As popular as P. G. Wodehouse and his creations, suave manservant Jeeves and first-prize twit Bertie Wooster, have been for almost 100 years, they've apparently never toddled onto a West End stage until -- wait for it! -- now.
For many baby boomers, the first images of war they remember did not come from the news. Instead, they were from an extremely popular documentary television series that aired on NBC in 1952 and 1953 and was subsequently made into a feature film.
I'll start with the Cook Islands, a little-known (at least to most Americans) island chain with 15 don't-blink-or-you'll-miss them blips of land spread out over 756,000-square-miles of the South Pacific, most of which is protected as a marine park.
After a particularly non-formal process of getting my passport stamped, I walked the approximately 100 feet to my hotel, ready to explore this little slice of geological, geographical wonder that is known as Tuvalu.
The U.S. Government must recognize that the size of its diplomatic contingents provide little more than talking points at Beltway think tanks. The region is really looking for the U.S. to back its diplomatic posturing with serious on-the-ground investments.
It seems like a small story -- local politics in an island nation at the edge of the map. But it is typical of the sort of dynamics that are seriously undermining western security in a critical period.
Led by a military leader who views himself as a savior but who is condemned by Australia as a despot, Fiji remains a country with an uncertain future. Barring some major policy shift, democracy will not return to Fiji without Commodore Frank Bainimarama's acquiescence.

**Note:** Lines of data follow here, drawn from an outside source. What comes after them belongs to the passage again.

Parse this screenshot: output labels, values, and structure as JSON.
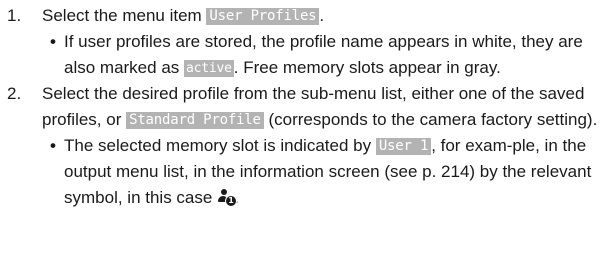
{
  "steps": [
    {
      "number": "1.",
      "pre": "Select the menu item ",
      "tag": "User Profiles",
      "post": ".",
      "bullets": [
        {
          "t1": "If user profiles are stored, the profile name appears in white, they are also marked as ",
          "tag": "active",
          "t2": ". Free memory slots appear in gray."
        }
      ]
    },
    {
      "number": "2.",
      "pre": "Select the desired profile from the sub-menu list, either one of the saved profiles, or ",
      "tag": "Standard Profile",
      "post": " (corresponds to the camera factory setting).",
      "bullets": [
        {
          "t1": "The selected memory slot is indicated by ",
          "tag": "User 1",
          "t2": ", for exam-ple, in the output menu list, in the information screen (see p. 214) by the relevant symbol, in this case ",
          "symbol_badge": "1",
          "t3": "."
        }
      ]
    }
  ],
  "colors": {
    "text": "#1a1a1a",
    "tag_background": "#b3b3b3",
    "tag_text": "#ffffff"
  },
  "icons": {
    "profile_symbol": "user-profile-1-icon"
  }
}
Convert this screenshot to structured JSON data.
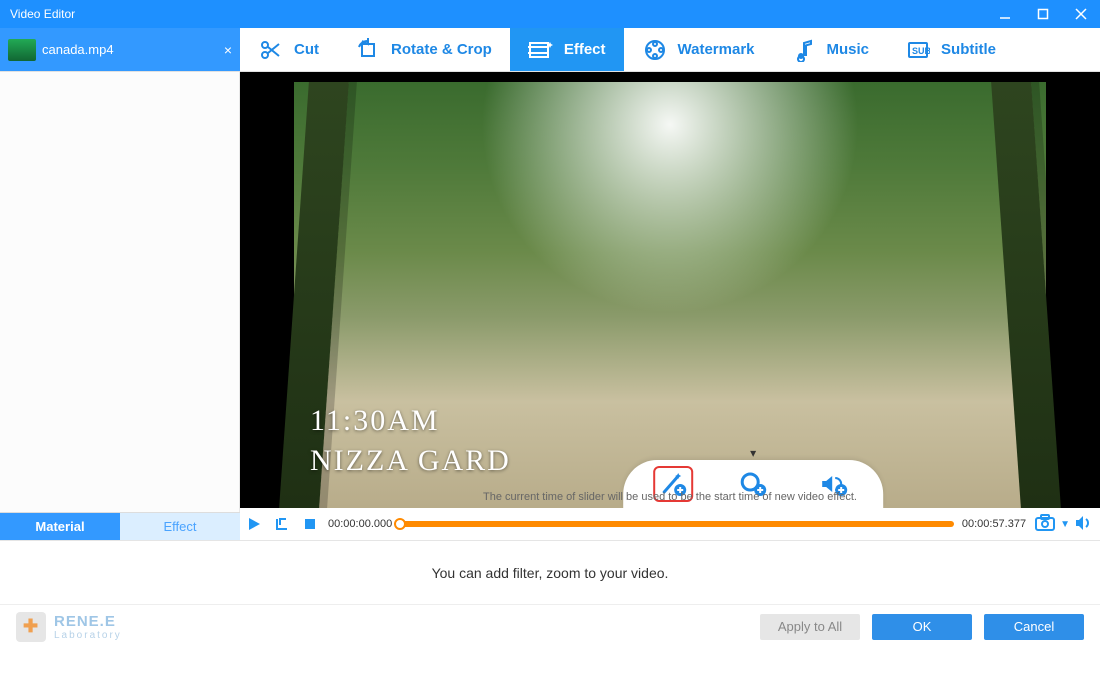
{
  "window": {
    "title": "Video Editor"
  },
  "file_tab": {
    "name": "canada.mp4"
  },
  "tabs": [
    {
      "id": "cut",
      "label": "Cut"
    },
    {
      "id": "rotate",
      "label": "Rotate & Crop"
    },
    {
      "id": "effect",
      "label": "Effect"
    },
    {
      "id": "watermark",
      "label": "Watermark"
    },
    {
      "id": "music",
      "label": "Music"
    },
    {
      "id": "subtitle",
      "label": "Subtitle"
    }
  ],
  "active_tab": "effect",
  "subtabs": {
    "material": "Material",
    "effect": "Effect",
    "active": "material"
  },
  "preview_overlay": {
    "time": "11:30AM",
    "place": "NIZZA GARD"
  },
  "effect_toolbar": {
    "hint": "The current time of slider will be used to be the start time of new video effect.",
    "buttons": [
      "filter-icon",
      "zoom-icon",
      "volume-icon"
    ]
  },
  "timeline": {
    "start": "00:00:00.000",
    "end": "00:00:57.377"
  },
  "bottom_hint": "You can add filter, zoom to your video.",
  "footer": {
    "brand_top": "RENE.E",
    "brand_sub": "Laboratory",
    "apply_all": "Apply to All",
    "ok": "OK",
    "cancel": "Cancel"
  },
  "colors": {
    "accent": "#1e90ff",
    "orange": "#ff8a00",
    "highlight": "#e53935"
  }
}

When I travel, I want to be Marco Polo, a pioneer encountering little-known people and places. I want to feel the exuberance of newness rather than the comfort of well-trodden paths. I just found it all in Vanuatu.